Library Wars: Love and War, Vol. 4

Volume Three leaves off with Ika escorting Commander Inamine to a funeral, leading to the two of them being taken hostage by a group of zealous supporters of the MBC. While Dojo is busy guilt tripping himself for putting Ika into such a dangerous situation, she’s been using her wits to help the team zero in on their location.

Action, head-patting and hugging ensue, and the day ends with everyone safe and able to sleep in their own beds.

With the hostage situation behind her, Ika must now face a confrontation seemingly worse than being kidnapped: a visit from her parents. Readers learn early on that Ika’s relationship with her parents extends beyond them not being close, to the point that they don’t even know that she is a soldier with the Library Task Force.
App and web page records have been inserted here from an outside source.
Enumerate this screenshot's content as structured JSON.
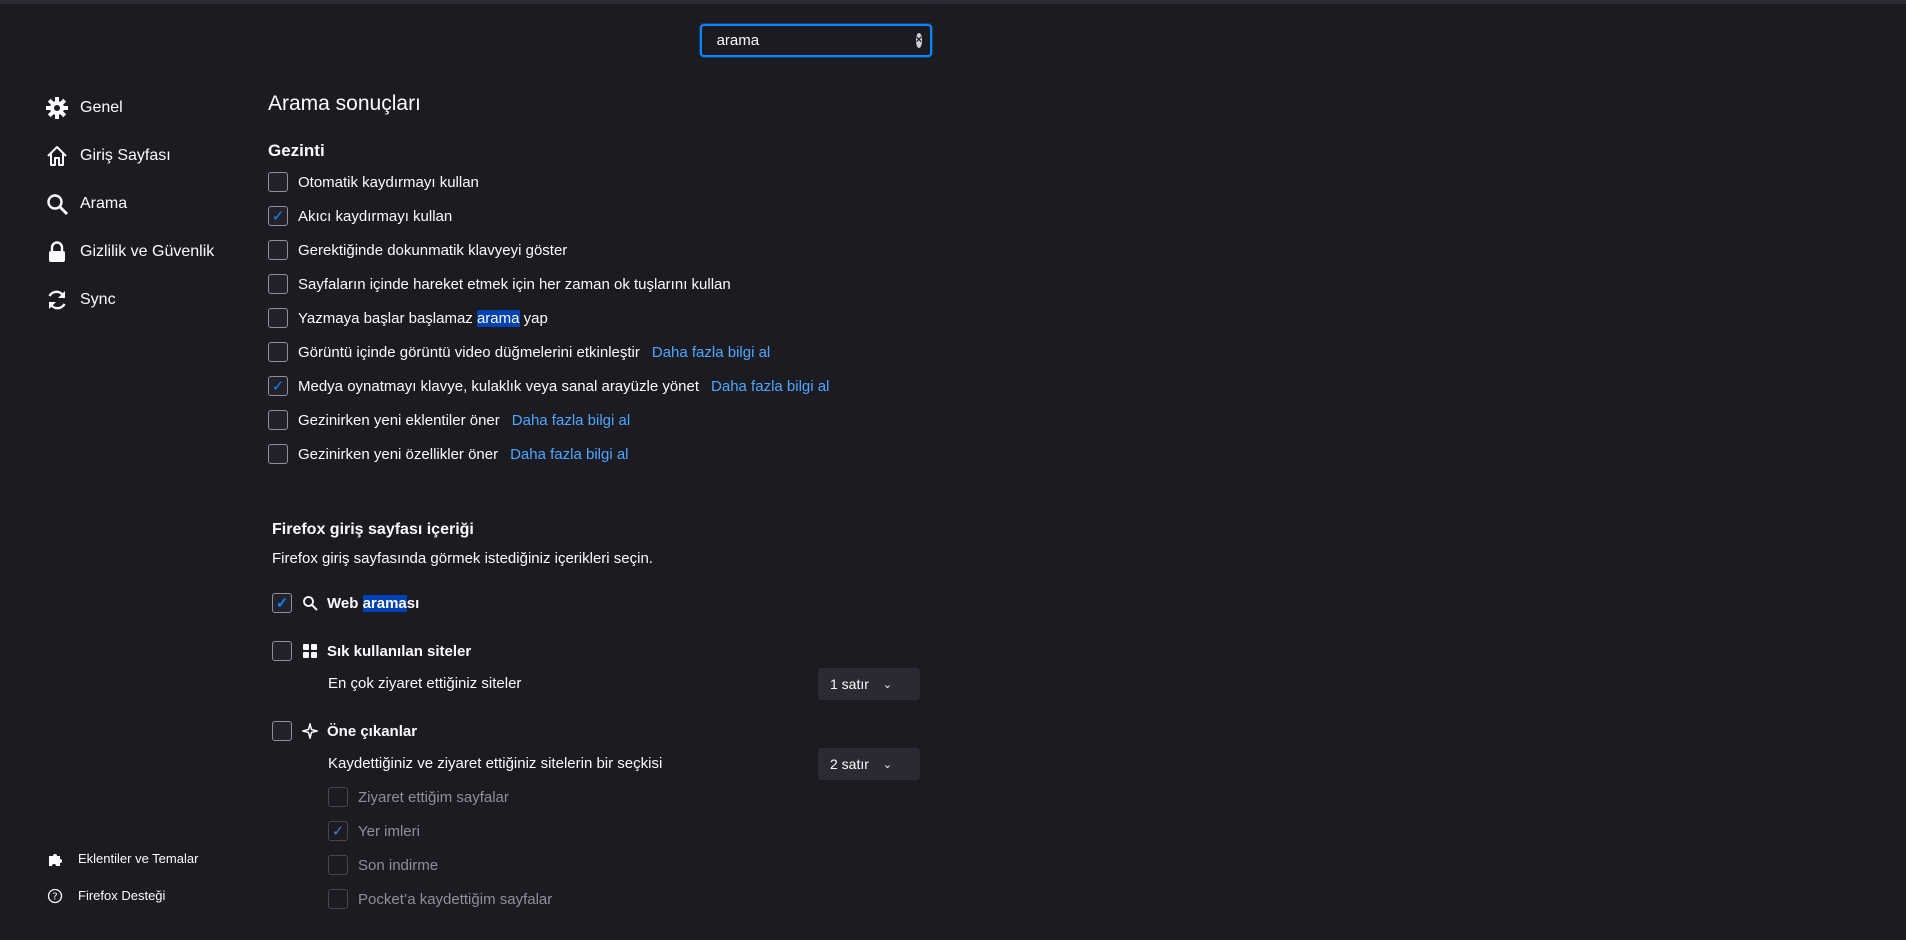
{
  "search": {
    "value": "arama"
  },
  "sidebar": {
    "items": [
      {
        "label": "Genel",
        "icon": "gear-icon"
      },
      {
        "label": "Giriş Sayfası",
        "icon": "home-icon"
      },
      {
        "label": "Arama",
        "icon": "search-icon"
      },
      {
        "label": "Gizlilik ve Güvenlik",
        "icon": "lock-icon"
      },
      {
        "label": "Sync",
        "icon": "sync-icon"
      }
    ],
    "bottom": [
      {
        "label": "Eklentiler ve Temalar",
        "icon": "puzzle-icon"
      },
      {
        "label": "Firefox Desteği",
        "icon": "help-icon"
      }
    ]
  },
  "main": {
    "title": "Arama sonuçları",
    "browsing": {
      "title": "Gezinti",
      "options": [
        {
          "label": "Otomatik kaydırmayı kullan",
          "checked": false
        },
        {
          "label": "Akıcı kaydırmayı kullan",
          "checked": true
        },
        {
          "label": "Gerektiğinde dokunmatik klavyeyi göster",
          "checked": false
        },
        {
          "label": "Sayfaların içinde hareket etmek için her zaman ok tuşlarını kullan",
          "checked": false
        },
        {
          "label_before": "Yazmaya başlar başlamaz ",
          "label_highlight": "arama",
          "label_after": " yap",
          "checked": false
        },
        {
          "label": "Görüntü içinde görüntü video düğmelerini etkinleştir",
          "link": "Daha fazla bilgi al",
          "checked": false
        },
        {
          "label": "Medya oynatmayı klavye, kulaklık veya sanal arayüzle yönet",
          "link": "Daha fazla bilgi al",
          "checked": true
        },
        {
          "label": "Gezinirken yeni eklentiler öner",
          "link": "Daha fazla bilgi al",
          "checked": false
        },
        {
          "label": "Gezinirken yeni özellikler öner",
          "link": "Daha fazla bilgi al",
          "checked": false
        }
      ]
    },
    "home": {
      "title": "Firefox giriş sayfası içeriği",
      "description": "Firefox giriş sayfasında görmek istediğiniz içerikleri seçin.",
      "web_search": {
        "before": "Web ",
        "highlight": "arama",
        "after": "sı",
        "checked": true
      },
      "top_sites": {
        "label": "Sık kullanılan siteler",
        "checked": false,
        "desc": "En çok ziyaret ettiğiniz siteler",
        "select": "1 satır"
      },
      "highlights": {
        "label": "Öne çıkanlar",
        "checked": false,
        "desc": "Kaydettiğiniz ve ziyaret ettiğiniz sitelerin bir seçkisi",
        "select": "2 satır",
        "sub": [
          {
            "label": "Ziyaret ettiğim sayfalar",
            "checked": false
          },
          {
            "label": "Yer imleri",
            "checked": true
          },
          {
            "label": "Son indirme",
            "checked": false
          },
          {
            "label": "Pocket’a kaydettiğim sayfalar",
            "checked": false
          }
        ]
      }
    }
  },
  "colors": {
    "background": "#1c1b22",
    "accent": "#0a84ff",
    "link": "#4ca7ff",
    "highlight": "#0042b3"
  }
}
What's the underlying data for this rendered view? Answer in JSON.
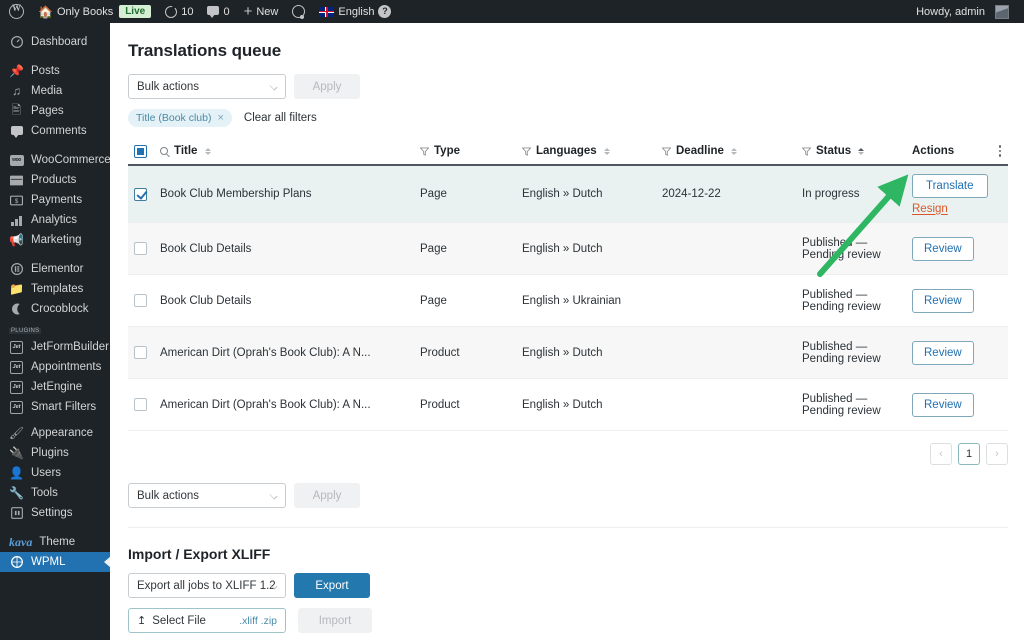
{
  "adminbar": {
    "site_name": "Only Books",
    "live_badge": "Live",
    "updates_count": "10",
    "comments_count": "0",
    "new_label": "New",
    "language": "English",
    "howdy": "Howdy, admin"
  },
  "sidebar": {
    "items": [
      {
        "label": "Dashboard",
        "icon": "dashboard-icon",
        "gap_after": true
      },
      {
        "label": "Posts",
        "icon": "pin-icon"
      },
      {
        "label": "Media",
        "icon": "media-icon"
      },
      {
        "label": "Pages",
        "icon": "pages-icon"
      },
      {
        "label": "Comments",
        "icon": "comment-icon",
        "gap_after": true
      },
      {
        "label": "WooCommerce",
        "icon": "woocommerce-icon"
      },
      {
        "label": "Products",
        "icon": "products-icon"
      },
      {
        "label": "Payments",
        "icon": "payments-icon"
      },
      {
        "label": "Analytics",
        "icon": "analytics-icon"
      },
      {
        "label": "Marketing",
        "icon": "marketing-icon",
        "gap_after": true
      },
      {
        "label": "Elementor",
        "icon": "elementor-icon"
      },
      {
        "label": "Templates",
        "icon": "templates-icon"
      },
      {
        "label": "Crocoblock",
        "icon": "crocoblock-icon"
      }
    ],
    "plugins_label": "PLUGINS",
    "plugin_items": [
      {
        "label": "JetFormBuilder",
        "icon": "jet-icon"
      },
      {
        "label": "Appointments",
        "icon": "jet-icon"
      },
      {
        "label": "JetEngine",
        "icon": "jet-icon"
      },
      {
        "label": "Smart Filters",
        "icon": "jet-icon"
      }
    ],
    "system_items": [
      {
        "label": "Appearance",
        "icon": "appearance-icon"
      },
      {
        "label": "Plugins",
        "icon": "plugins-icon"
      },
      {
        "label": "Users",
        "icon": "users-icon"
      },
      {
        "label": "Tools",
        "icon": "tools-icon"
      },
      {
        "label": "Settings",
        "icon": "settings-icon"
      }
    ],
    "theme": {
      "brand": "kava",
      "label": "Theme"
    },
    "current": {
      "label": "WPML",
      "icon": "wpml-icon"
    }
  },
  "page": {
    "title": "Translations queue"
  },
  "bulk_top": {
    "select_value": "Bulk actions",
    "apply_label": "Apply"
  },
  "filters": {
    "chip_label": "Title (Book club)",
    "chip_close": "×",
    "clear_all": "Clear all filters"
  },
  "table": {
    "columns": {
      "title": "Title",
      "type": "Type",
      "languages": "Languages",
      "deadline": "Deadline",
      "status": "Status",
      "actions": "Actions"
    },
    "rows": [
      {
        "checked": true,
        "selected": true,
        "title": "Book Club Membership Plans",
        "type": "Page",
        "languages": "English » Dutch",
        "deadline": "2024-12-22",
        "status": "In progress",
        "action_label": "Translate",
        "secondary_action": "Resign"
      },
      {
        "checked": false,
        "selected": false,
        "alt": true,
        "title": "Book Club Details",
        "type": "Page",
        "languages": "English » Dutch",
        "deadline": "",
        "status": "Published — Pending review",
        "action_label": "Review",
        "secondary_action": ""
      },
      {
        "checked": false,
        "selected": false,
        "alt": false,
        "title": "Book Club Details",
        "type": "Page",
        "languages": "English » Ukrainian",
        "deadline": "",
        "status": "Published — Pending review",
        "action_label": "Review",
        "secondary_action": ""
      },
      {
        "checked": false,
        "selected": false,
        "alt": true,
        "title": "American Dirt (Oprah's Book Club): A N...",
        "type": "Product",
        "languages": "English » Dutch",
        "deadline": "",
        "status": "Published — Pending review",
        "action_label": "Review",
        "secondary_action": ""
      },
      {
        "checked": false,
        "selected": false,
        "alt": false,
        "title": "American Dirt (Oprah's Book Club): A N...",
        "type": "Product",
        "languages": "English » Dutch",
        "deadline": "",
        "status": "Published — Pending review",
        "action_label": "Review",
        "secondary_action": ""
      }
    ]
  },
  "pagination": {
    "prev": "‹",
    "current_page": "1",
    "next": "›"
  },
  "bulk_bottom": {
    "select_value": "Bulk actions",
    "apply_label": "Apply"
  },
  "xliff": {
    "title": "Import / Export XLIFF",
    "export_select_value": "Export all jobs to XLIFF 1.2",
    "export_label": "Export",
    "file_label": "Select File",
    "file_exts": ".xliff .zip",
    "import_label": "Import"
  },
  "colors": {
    "admin_bar": "#1d2327",
    "sidebar": "#1d2327",
    "current_menu": "#2271b1",
    "selected_row": "#e9f2f1",
    "primary_button": "#2379ad",
    "resign_link": "#d9582b",
    "annotation_arrow": "#2eb662",
    "chip": "#e4f1f6"
  }
}
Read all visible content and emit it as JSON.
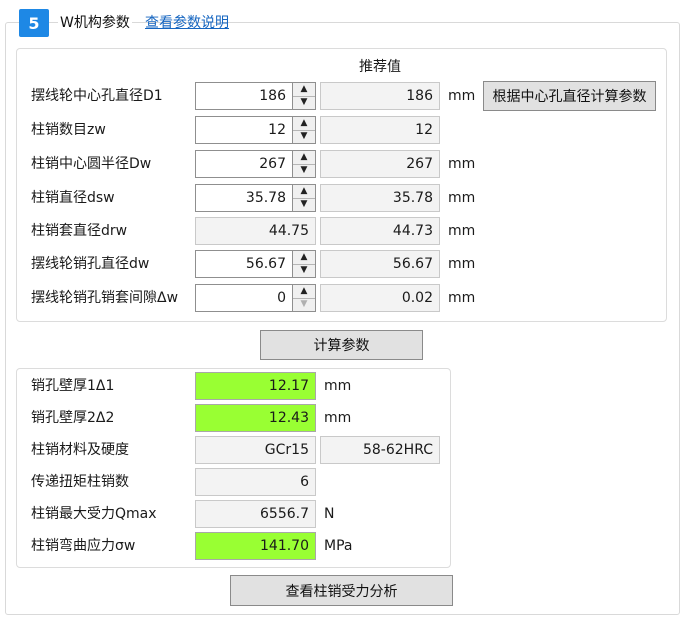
{
  "section": {
    "number": "5",
    "title": "W机构参数",
    "link": "查看参数说明"
  },
  "params": {
    "recommended_header": "推荐值",
    "rows": [
      {
        "label": "摆线轮中心孔直径D1",
        "value": "186",
        "recommended": "186",
        "unit": "mm"
      },
      {
        "label": "柱销数目zw",
        "value": "12",
        "recommended": "12",
        "unit": ""
      },
      {
        "label": "柱销中心圆半径Dw",
        "value": "267",
        "recommended": "267",
        "unit": "mm"
      },
      {
        "label": "柱销直径dsw",
        "value": "35.78",
        "recommended": "35.78",
        "unit": "mm"
      },
      {
        "label": "柱销套直径drw",
        "value": "44.75",
        "recommended": "44.73",
        "unit": "mm"
      },
      {
        "label": "摆线轮销孔直径dw",
        "value": "56.67",
        "recommended": "56.67",
        "unit": "mm"
      },
      {
        "label": "摆线轮销孔销套间隙Δw",
        "value": "0",
        "recommended": "0.02",
        "unit": "mm"
      }
    ],
    "calc_from_center_button": "根据中心孔直径计算参数"
  },
  "calc_button": "计算参数",
  "results": {
    "rows": [
      {
        "label": "销孔壁厚1Δ1",
        "value": "12.17",
        "unit": "mm"
      },
      {
        "label": "销孔壁厚2Δ2",
        "value": "12.43",
        "unit": "mm"
      },
      {
        "label": "柱销材料及硬度",
        "value": "GCr15",
        "value2": "58-62HRC"
      },
      {
        "label": "传递扭矩柱销数",
        "value": "6"
      },
      {
        "label": "柱销最大受力Qmax",
        "value": "6556.7",
        "unit": "N"
      },
      {
        "label": "柱销弯曲应力σw",
        "value": "141.70",
        "unit": "MPa"
      }
    ]
  },
  "analysis_button": "查看柱销受力分析",
  "colors": {
    "badge": "#1e88e5",
    "link": "#1565c0",
    "highlight_green": "#99ff33",
    "readonly_bg": "#f3f3f3",
    "button_bg": "#e1e1e1"
  },
  "icons": {
    "spin_up": "triangle-up",
    "spin_down": "triangle-down"
  }
}
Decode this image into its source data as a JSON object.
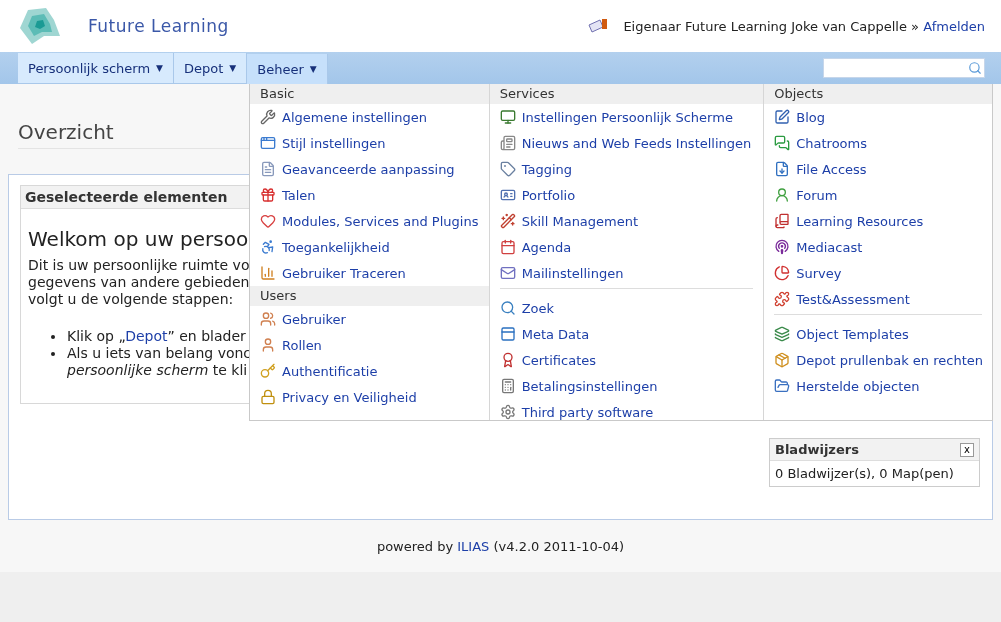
{
  "header": {
    "site_title": "Future Learning",
    "user_text": "Eigenaar Future Learning Joke van Cappelle »",
    "logout_link": "Afmelden"
  },
  "menu": {
    "tabs": [
      {
        "label": "Persoonlijk scherm",
        "selected": false,
        "caret": "▼"
      },
      {
        "label": "Depot",
        "selected": false,
        "caret": "▼"
      },
      {
        "label": "Beheer",
        "selected": true,
        "caret": "▼"
      }
    ],
    "search": {
      "kind": "field"
    }
  },
  "page_title": "Overzicht",
  "selected_items": {
    "title": "Geselecteerde elementen",
    "heading": "Welkom op uw persoo",
    "intro_lines": [
      "Dit is uw persoonlijke ruimte vo",
      "gegevens van andere gebieden",
      "volgt u de volgende stappen:"
    ],
    "bullets": [
      {
        "kind": "link",
        "before": "Klik op „",
        "link": "Depot",
        "after": "” en blader"
      },
      {
        "kind": "text",
        "lines": [
          "Als u iets van belang vonc",
          "*persoonlijke scherm* te kli"
        ]
      }
    ]
  },
  "dropdown": {
    "columns": [
      {
        "groups": [
          {
            "title": "Basic",
            "items": [
              "Algemene instellingen",
              "Stijl instellingen",
              "Geavanceerde aanpassing",
              "Talen",
              "Modules, Services and Plugins",
              "Toegankelijkheid",
              "Gebruiker Traceren"
            ]
          },
          {
            "title": "Users",
            "items": [
              "Gebruiker",
              "Rollen",
              "Authentificatie",
              "Privacy en Veiligheid"
            ]
          }
        ]
      },
      {
        "groups": [
          {
            "title": "Services",
            "items": [
              "Instellingen Persoonlijk Scherme",
              "Nieuws and Web Feeds Instellingen",
              "Tagging",
              "Portfolio",
              "Skill Management",
              "Agenda",
              "Mailinstellingen"
            ]
          },
          {
            "items": [
              "Zoek",
              "Meta Data",
              "Certificates",
              "Betalingsinstellingen",
              "Third party software"
            ]
          }
        ]
      },
      {
        "groups": [
          {
            "title": "Objects",
            "items": [
              "Blog",
              "Chatrooms",
              "File Access",
              "Forum",
              "Learning Resources",
              "Mediacast",
              "Survey",
              "Test&Assessment"
            ]
          },
          {
            "items": [
              "Object Templates",
              "Depot prullenbak en rechten",
              "Herstelde objecten"
            ]
          }
        ]
      }
    ]
  },
  "bookmarks": {
    "title": "Bladwijzers",
    "close": "x",
    "summary": "0 Bladwijzer(s), 0 Map(pen)"
  },
  "footer": {
    "prefix": "powered by",
    "link": "ILIAS",
    "suffix": "(v4.2.0 2011-10-04)"
  }
}
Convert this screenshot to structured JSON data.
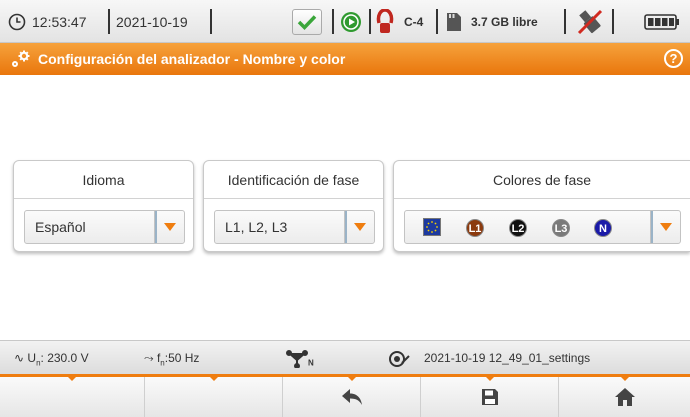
{
  "status": {
    "time": "12:53:47",
    "date": "2021-10-19",
    "clamp": "C-4",
    "storage": "3.7 GB libre"
  },
  "header": {
    "title": "Configuración del analizador - Nombre y color",
    "help": "?"
  },
  "panels": {
    "language": {
      "title": "Idioma",
      "value": "Español"
    },
    "phase_id": {
      "title": "Identificación de fase",
      "value": "L1, L2, L3"
    },
    "phase_colors": {
      "title": "Colores de fase",
      "phases": [
        {
          "label": "L1",
          "color": "#8b3a0e"
        },
        {
          "label": "L2",
          "color": "#111111"
        },
        {
          "label": "L3",
          "color": "#7a7a7a"
        },
        {
          "label": "N",
          "color": "#1a1aa8"
        }
      ]
    }
  },
  "infobar": {
    "voltage_symbol": "U",
    "voltage_sub": "n",
    "voltage_value": ": 230.0 V",
    "freq_symbol": "f",
    "freq_sub": "n",
    "freq_value": ":50 Hz",
    "topology_sub": "N",
    "settings_file": "2021-10-19 12_49_01_settings"
  },
  "fkeys": [
    "",
    "",
    "back-icon",
    "save-icon",
    "home-icon"
  ],
  "colors": {
    "accent": "#ef7d0f",
    "ok_green": "#3aa63a"
  }
}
Her mother can be summed up by the fact that she spends her visit to the base worrying about all of the various things that could go wrong, even asking her daughter if she can simply take a few days off whenever a raid comes along. Readers also catch a glimpse of a much younger Ika asking her mother if she’s proud of her for outracing the boys, only to get scolded for getting dirty and doing non-girly things. I found myself sympathizing with the poor girl, as well as a better understanding of why she does what she does. As eager as Ika is to please, she stops short of compromising who she is, regardless of who is doling out the accolades.

Afraid of being dragged back home, Ika turns to those close to her in order to conceal that she’s a solider, going so far as to spend a day clerking in the library in order to make the lies to her parents more feasible. Dojo spends his time reminding Ika not to behave so formally around him, and Shibazaki gives the Kasaharas a sugar-coated tour of the facilities.

Their day is capped off by a meal overheard by none other than Komaki, who ironically, was attempting to escape their company so as to avoid being in an awkward position. The chapter begins with the sergeant saying, “I am a firm believer in the truth for a reason. But I’m not going to talk about it right now. The only thing I can do for Kasahara, a subordinate painfully uneasy around her own parents, is stay out of it.”

I find myself more and more interested in Komaki’s backstory. He’s such a warm and amiable presence, and militarily, he’s just as tough and sharp as Dojo. On top of that, there’s something kind of emotionally soft about him. Couple that with his penchant for teasing and his need to blatantly tell the truth, and he’s quickly becoming a very intriguing character.

For one: what is this reason over which Komaki insists he is not just a believer, but a firm believer in the truth? I must find out!

In time… In time…

Having Komaki eavesdrop on Ika and her parents is a pretty fun way to wrap up Volume Four, which indeed had its share of intensity early on. It’s a nice opportunity to see our central characters in somewhat different circumstances, thus providing a bit more insight into their personalities and intentions.

The best part? Ika relaying the story of Her Prince to her parents while Komaki tries to keep his laughter to himself.

Ah! Which leads us to Volume Four’s big reveal! The identity of Ika’s prince is none other than…

Yep. Atsushi Dojo. To be honest, I spent some time early on trying to convince myself it wasn’t him. He’s relatively close in age to Ika, but old enough to have been a part of the Library Forces while she was still in high school. A younger, more idealistic and impulsive version of himself, with a passion which he’s worked hard to extinguish within.

Or, in my opinion, that’s simply what Dojo would like to think. For better or worse, the man is no hardass. An excellent solider who is good at what he does? Yes. An intimidating hardass? Not so much.

For now, I’m crossing my fingers at the notion of Dojo revealing his more sensitive side as the series moves forward. Onward to Volume Five!

Advertisements

Leave a comment

Filed under General

Leave a Reply

Fill in your details below or click an icon to log in:

WordPress.com Logo

You are commenting using your WordPress.com account. Log Out / Change )

Twitter picture

You are commenting using your Twitter account. Log Out / Change )

Facebook photo

You are commenting using your Facebook account. Log Out / Change )

Google+ photo

You are commenting using your Google+ account. Log Out / Change )

Connecting to %s